Icelandic comedy "Rams" emerged the winner of the Un Certain Regard section at this year's Cannes Film Festival, with former docmaker Grimur Hakonarson accepting the top prize from jury president…
As the shortest, sharpest and most stormily violent of William Shakespeare's tragedies, "Macbeth" may be the most readily cinematic.
If there's a certain momentousness to the onscreen reunion of Isabelle Huppert and Gerard Depardieu — 35 years after Maurice Pialat's "Loulou" — everything else in Guillaume Nicloux's cryptic curio…
Combining immaculate formal composure with intrepid thematic sangfroid in a comparable manner to fellow new-school Mexican filmmakers Amat Escalante and Michel Franco, David Pablos makes a…
If "The Restless One" seemed the perfect title for the first part of Miguel Gomes's opulently undisciplined opus "Arabian Nights," "desolate" is hardly the adjective for its fertile, often uproarious…

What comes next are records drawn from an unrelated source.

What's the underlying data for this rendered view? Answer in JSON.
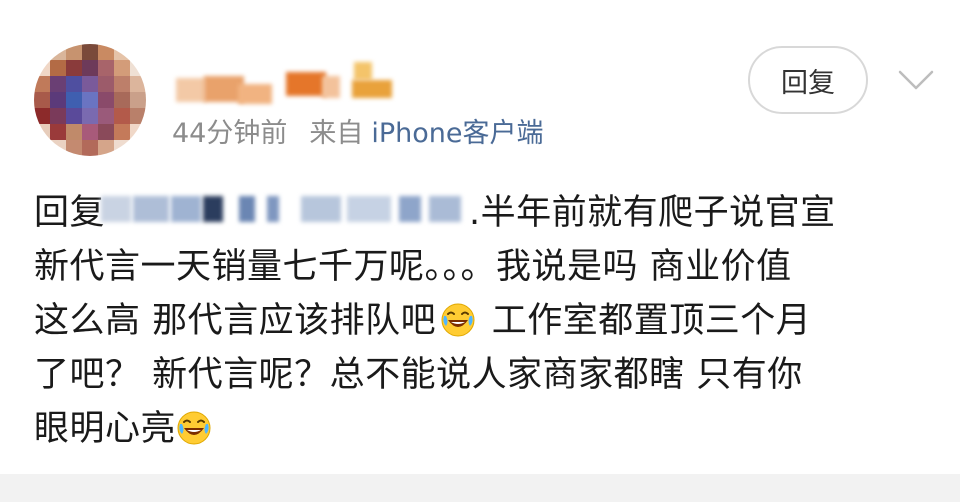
{
  "comment": {
    "meta": {
      "time": "44分钟前",
      "from_label": "来自",
      "device": "iPhone客户端"
    },
    "actions": {
      "reply_label": "回复"
    },
    "body": {
      "line_1_prefix": "回复",
      "line_1_suffix": ".半年前就有爬子说官宣",
      "line_2": "新代言一天销量七千万呢。。。我说是吗 商业价值",
      "line_3_a": "这么高 那代言应该排队吧",
      "line_3_b": " 工作室都置顶三个月",
      "line_4": "了吧？ 新代言呢？总不能说人家商家都瞎 只有你",
      "line_5": "眼明心亮"
    },
    "emoji": "laughing-crying",
    "colors": {
      "device_link": "#4a6a96",
      "meta_text": "#8c8c8c",
      "body_text": "#1a1a1a"
    }
  }
}
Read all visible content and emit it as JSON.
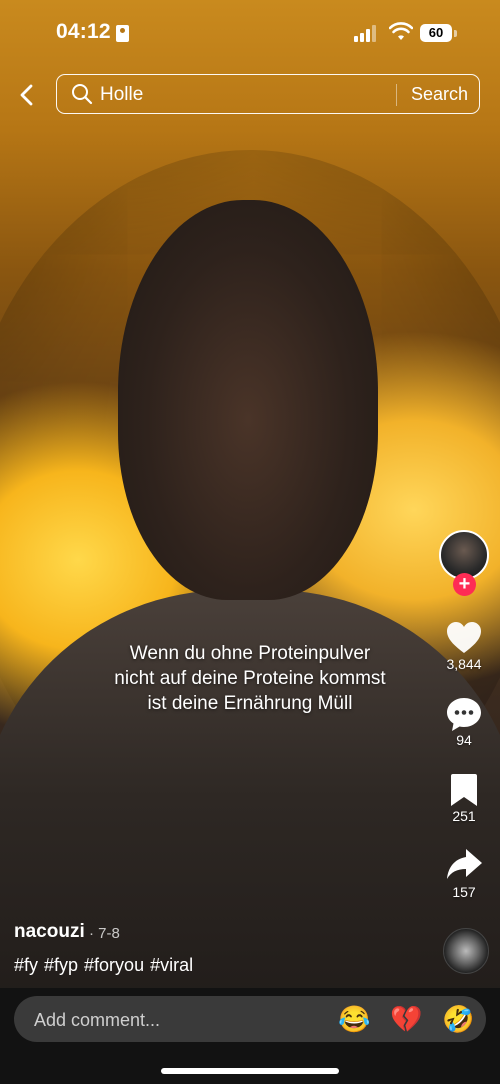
{
  "status": {
    "time": "04:12",
    "battery": "60"
  },
  "search": {
    "query": "Holle",
    "button": "Search"
  },
  "video": {
    "caption": "Wenn du ohne Proteinpulver nicht auf deine Proteine kommst ist deine Ernährung Müll"
  },
  "rail": {
    "follow": "+",
    "likes": "3,844",
    "comments": "94",
    "saves": "251",
    "shares": "157"
  },
  "post": {
    "username": "nacouzi",
    "date": "· 7-8",
    "hashtags": "#fy #fyp #foryou #viral"
  },
  "comment_bar": {
    "placeholder": "Add comment...",
    "emojis": [
      "😂",
      "💔",
      "🤣"
    ]
  },
  "colors": {
    "follow": "#fe2c55",
    "comment_bg": "#3a3a3a"
  }
}
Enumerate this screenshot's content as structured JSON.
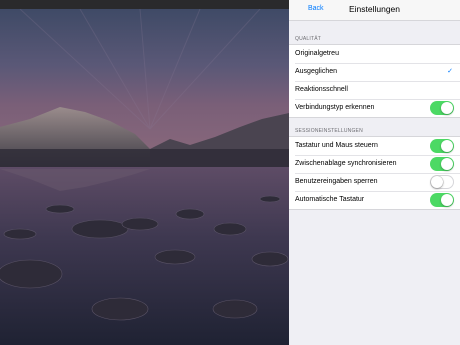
{
  "nav": {
    "back_label": "Back",
    "title": "Einstellungen"
  },
  "quality": {
    "header": "QUALITÄT",
    "options": [
      {
        "label": "Originalgetreu",
        "checked": false
      },
      {
        "label": "Ausgeglichen",
        "checked": true
      },
      {
        "label": "Reaktionsschnell",
        "checked": false
      }
    ],
    "detect": {
      "label": "Verbindungstyp erkennen",
      "on": true
    }
  },
  "session": {
    "header": "SESSIONEINSTELLUNGEN",
    "toggles": [
      {
        "label": "Tastatur und Maus steuern",
        "on": true
      },
      {
        "label": "Zwischenablage synchronisieren",
        "on": true
      },
      {
        "label": "Benutzereingaben sperren",
        "on": false
      },
      {
        "label": "Automatische Tastatur",
        "on": true
      }
    ]
  },
  "colors": {
    "accent": "#007aff",
    "switch_on": "#4cd964"
  }
}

Two years after making a crimson splash in Cannes with his catgut-taut suspenser "Blue Ruin," U.S. writer-director Jeremy Saulnier continues his grisly journey across the rainbow with the…
For a still-young subgenre, it can feel as if the narrative possibilities of the War in Afghanistan soldier study are approaching exhaustion — until a film like Clement Cogitore's clever…
"Maryland" is the original title of "Disorder," the second feature by Parisian writer-director Alice Winocour, and while not one minute of it takes place in the American state of the same name, it's…
"Self-destructive" is the label commonly attached by armchair pop psychologists to tragic figures like Amy Winehouse, the nervy, unruly and viciously talented British jazz-soul singer.
A near-tangible slick of midsummer sweat sits heavily atop each scene in Andrew Cividino's diverting debut feature "Sleeping Giant."
Longevity and lifelong fertility are among the reasons why a human may wish to become the eponymous creature, explains Colin Farrell's protagonist at the outset of "The Lobster."